## Exercise aim
Among the entries that follow, count the lines with the word "this" and report the number by itself.

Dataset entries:

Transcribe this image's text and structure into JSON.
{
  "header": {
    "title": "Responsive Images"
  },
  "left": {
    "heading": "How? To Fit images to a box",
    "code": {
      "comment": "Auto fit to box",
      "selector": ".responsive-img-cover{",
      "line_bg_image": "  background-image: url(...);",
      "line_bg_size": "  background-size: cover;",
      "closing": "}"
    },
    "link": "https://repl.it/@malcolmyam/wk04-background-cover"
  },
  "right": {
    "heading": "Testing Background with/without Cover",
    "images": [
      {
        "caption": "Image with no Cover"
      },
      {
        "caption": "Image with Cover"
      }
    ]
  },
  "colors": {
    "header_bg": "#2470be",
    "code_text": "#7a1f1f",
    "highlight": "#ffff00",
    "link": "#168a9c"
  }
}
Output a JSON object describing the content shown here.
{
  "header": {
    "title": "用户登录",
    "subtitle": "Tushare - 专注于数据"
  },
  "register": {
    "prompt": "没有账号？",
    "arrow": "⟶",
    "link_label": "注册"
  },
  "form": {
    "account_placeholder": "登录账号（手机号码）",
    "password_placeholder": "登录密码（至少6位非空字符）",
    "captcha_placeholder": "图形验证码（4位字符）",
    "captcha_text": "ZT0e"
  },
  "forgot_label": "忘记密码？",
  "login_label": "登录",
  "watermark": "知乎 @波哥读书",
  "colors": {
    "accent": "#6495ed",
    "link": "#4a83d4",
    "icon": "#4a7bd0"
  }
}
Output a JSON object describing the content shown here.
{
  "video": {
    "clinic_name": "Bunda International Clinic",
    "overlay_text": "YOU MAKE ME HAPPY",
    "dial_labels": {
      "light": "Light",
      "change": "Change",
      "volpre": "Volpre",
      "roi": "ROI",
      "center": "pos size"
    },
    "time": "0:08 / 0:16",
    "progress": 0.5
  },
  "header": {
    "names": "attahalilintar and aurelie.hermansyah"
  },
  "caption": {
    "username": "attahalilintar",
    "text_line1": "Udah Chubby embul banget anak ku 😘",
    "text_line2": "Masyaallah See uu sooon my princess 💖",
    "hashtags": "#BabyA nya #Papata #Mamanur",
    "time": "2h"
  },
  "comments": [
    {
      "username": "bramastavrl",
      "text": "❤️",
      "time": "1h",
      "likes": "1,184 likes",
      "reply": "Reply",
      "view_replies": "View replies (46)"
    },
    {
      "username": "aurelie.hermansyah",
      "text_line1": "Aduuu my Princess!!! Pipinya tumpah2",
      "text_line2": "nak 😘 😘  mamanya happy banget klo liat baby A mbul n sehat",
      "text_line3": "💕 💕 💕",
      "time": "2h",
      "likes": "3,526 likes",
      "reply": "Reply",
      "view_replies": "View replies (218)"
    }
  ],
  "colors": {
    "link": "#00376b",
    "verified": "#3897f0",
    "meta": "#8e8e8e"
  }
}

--

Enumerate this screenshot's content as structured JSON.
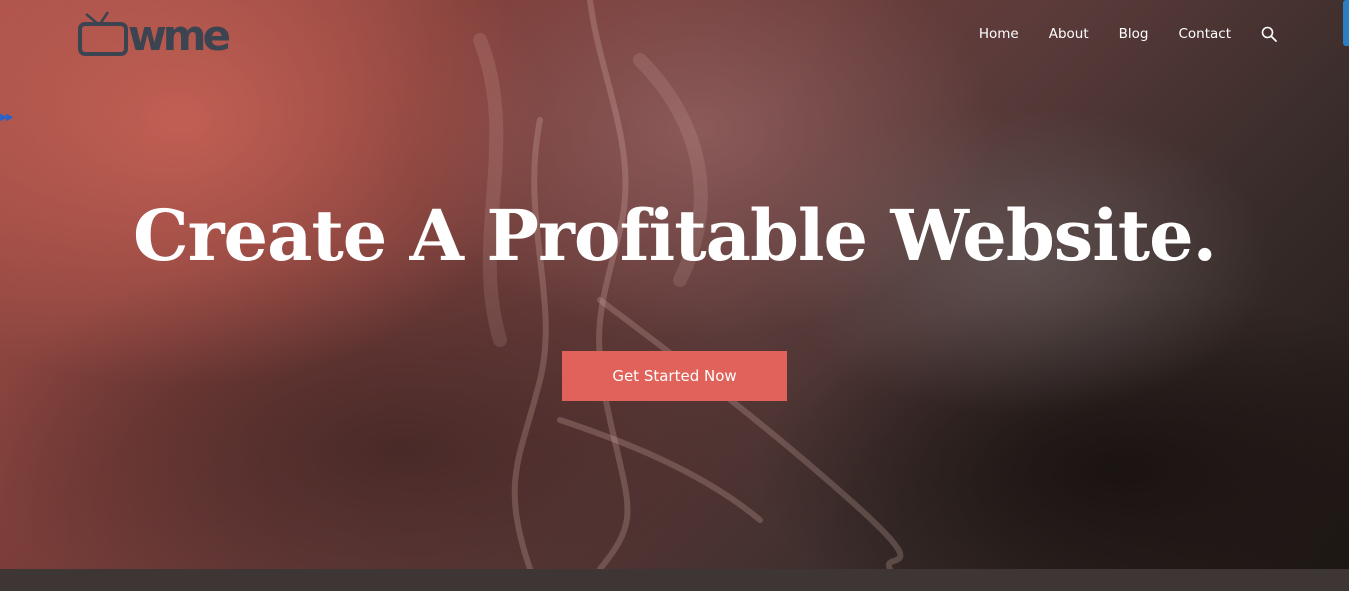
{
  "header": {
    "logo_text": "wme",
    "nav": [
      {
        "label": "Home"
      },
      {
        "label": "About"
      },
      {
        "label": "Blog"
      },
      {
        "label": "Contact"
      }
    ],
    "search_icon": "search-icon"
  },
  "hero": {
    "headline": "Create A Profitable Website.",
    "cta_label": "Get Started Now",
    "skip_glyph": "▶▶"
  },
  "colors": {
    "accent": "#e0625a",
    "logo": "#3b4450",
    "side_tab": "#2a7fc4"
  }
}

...

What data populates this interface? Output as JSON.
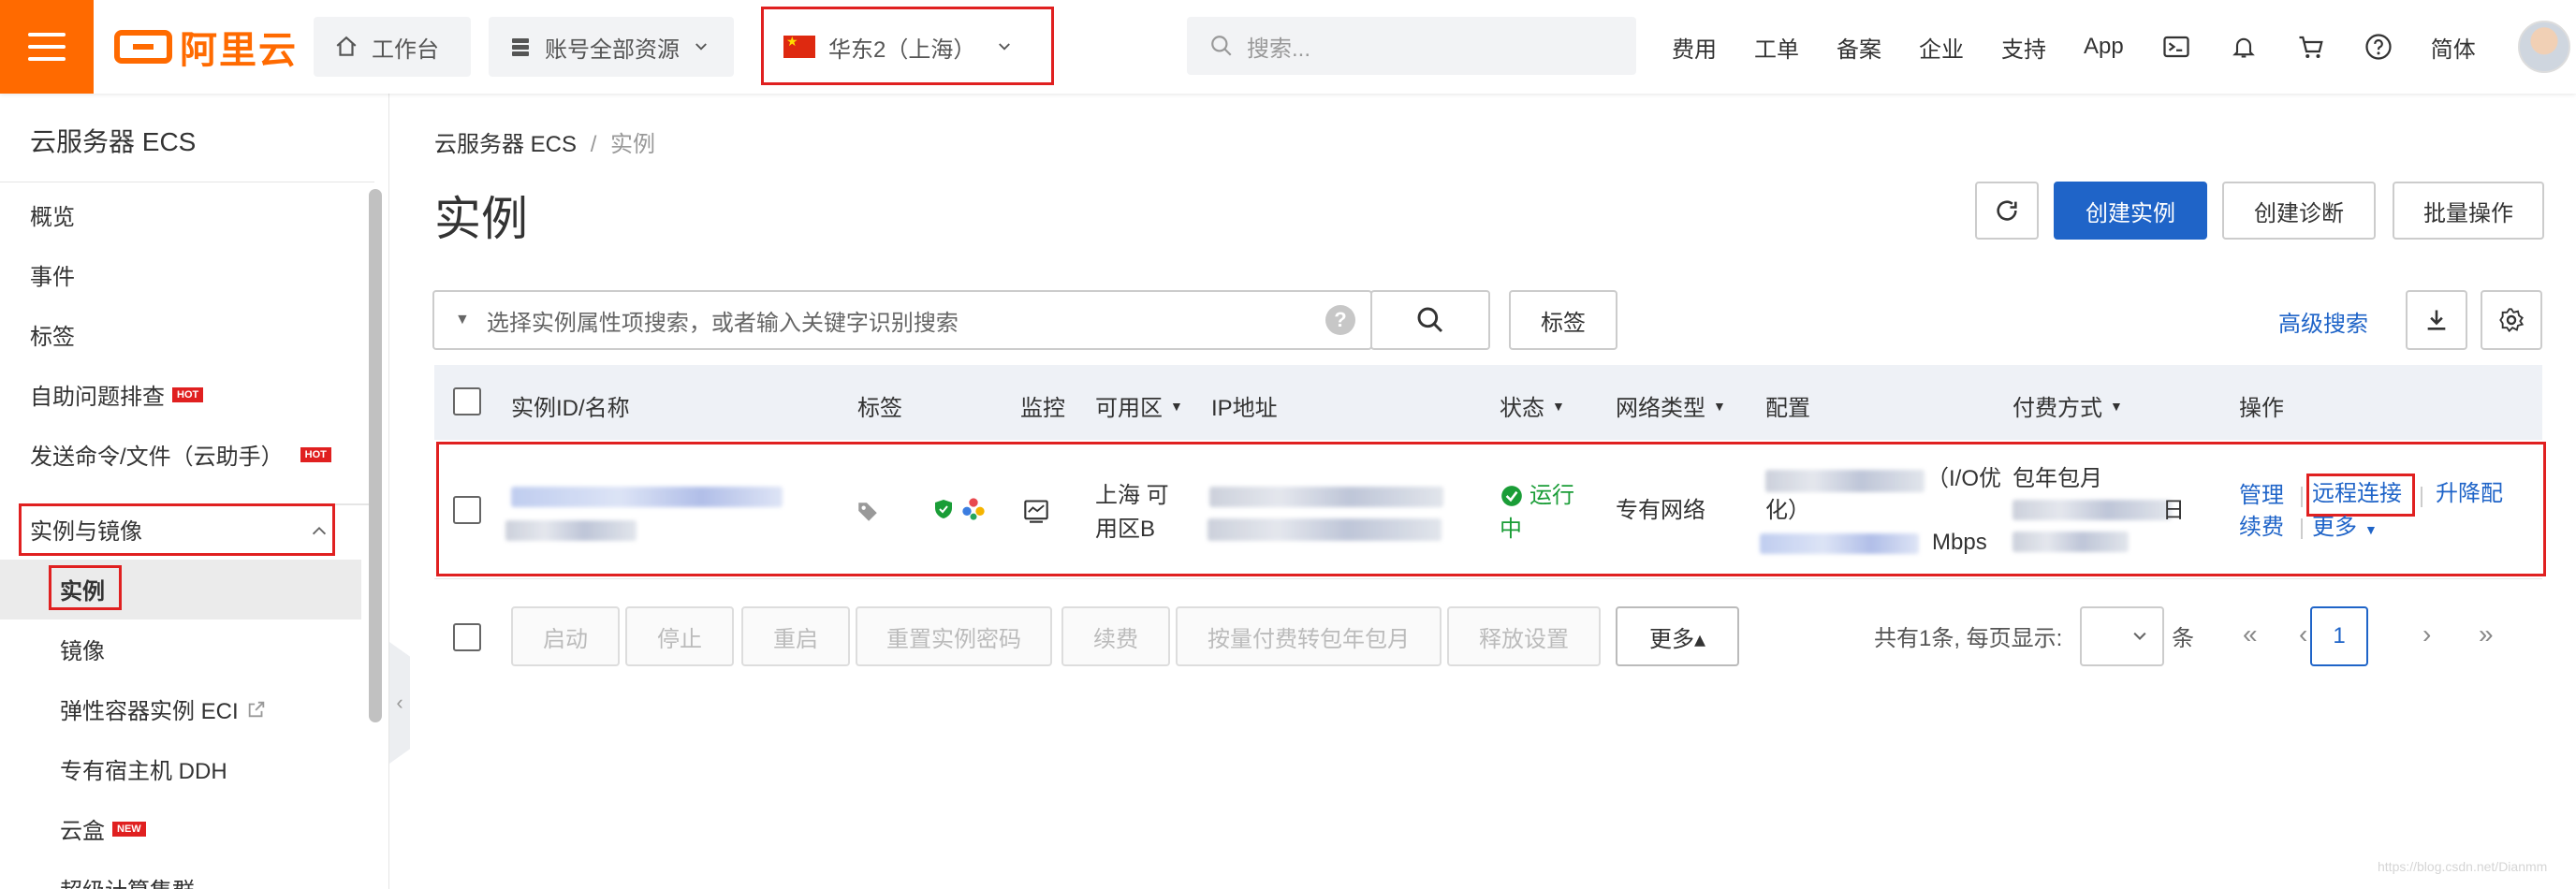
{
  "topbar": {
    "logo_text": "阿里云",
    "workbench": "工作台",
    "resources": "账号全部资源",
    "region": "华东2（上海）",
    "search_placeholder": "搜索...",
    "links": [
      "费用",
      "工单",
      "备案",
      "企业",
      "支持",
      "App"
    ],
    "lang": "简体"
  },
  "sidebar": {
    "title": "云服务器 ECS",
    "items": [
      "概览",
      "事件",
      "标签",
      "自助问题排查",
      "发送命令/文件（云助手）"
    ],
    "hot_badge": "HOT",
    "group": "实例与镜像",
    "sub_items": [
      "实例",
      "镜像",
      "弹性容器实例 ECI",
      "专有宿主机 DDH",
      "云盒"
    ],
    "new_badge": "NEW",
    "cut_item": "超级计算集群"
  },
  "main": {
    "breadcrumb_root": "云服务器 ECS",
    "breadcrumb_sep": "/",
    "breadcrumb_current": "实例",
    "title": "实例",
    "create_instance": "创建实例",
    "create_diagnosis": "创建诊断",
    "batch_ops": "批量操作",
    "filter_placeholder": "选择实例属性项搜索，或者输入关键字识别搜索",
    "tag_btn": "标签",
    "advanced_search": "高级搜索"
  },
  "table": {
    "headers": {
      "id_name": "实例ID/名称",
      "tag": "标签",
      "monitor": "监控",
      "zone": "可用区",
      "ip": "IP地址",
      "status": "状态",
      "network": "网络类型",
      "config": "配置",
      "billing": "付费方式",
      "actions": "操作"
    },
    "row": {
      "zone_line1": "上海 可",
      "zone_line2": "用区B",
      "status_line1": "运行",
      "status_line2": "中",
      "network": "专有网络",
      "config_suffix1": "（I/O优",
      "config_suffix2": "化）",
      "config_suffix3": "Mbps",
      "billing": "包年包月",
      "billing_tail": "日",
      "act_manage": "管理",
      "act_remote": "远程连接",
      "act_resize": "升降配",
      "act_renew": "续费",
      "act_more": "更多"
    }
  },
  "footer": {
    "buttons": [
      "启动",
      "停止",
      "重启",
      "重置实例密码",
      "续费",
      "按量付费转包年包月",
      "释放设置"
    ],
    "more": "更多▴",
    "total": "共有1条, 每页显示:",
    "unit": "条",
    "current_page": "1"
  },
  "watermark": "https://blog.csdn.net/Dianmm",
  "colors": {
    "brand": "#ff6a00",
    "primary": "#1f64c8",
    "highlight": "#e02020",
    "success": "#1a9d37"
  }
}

## Answer section
3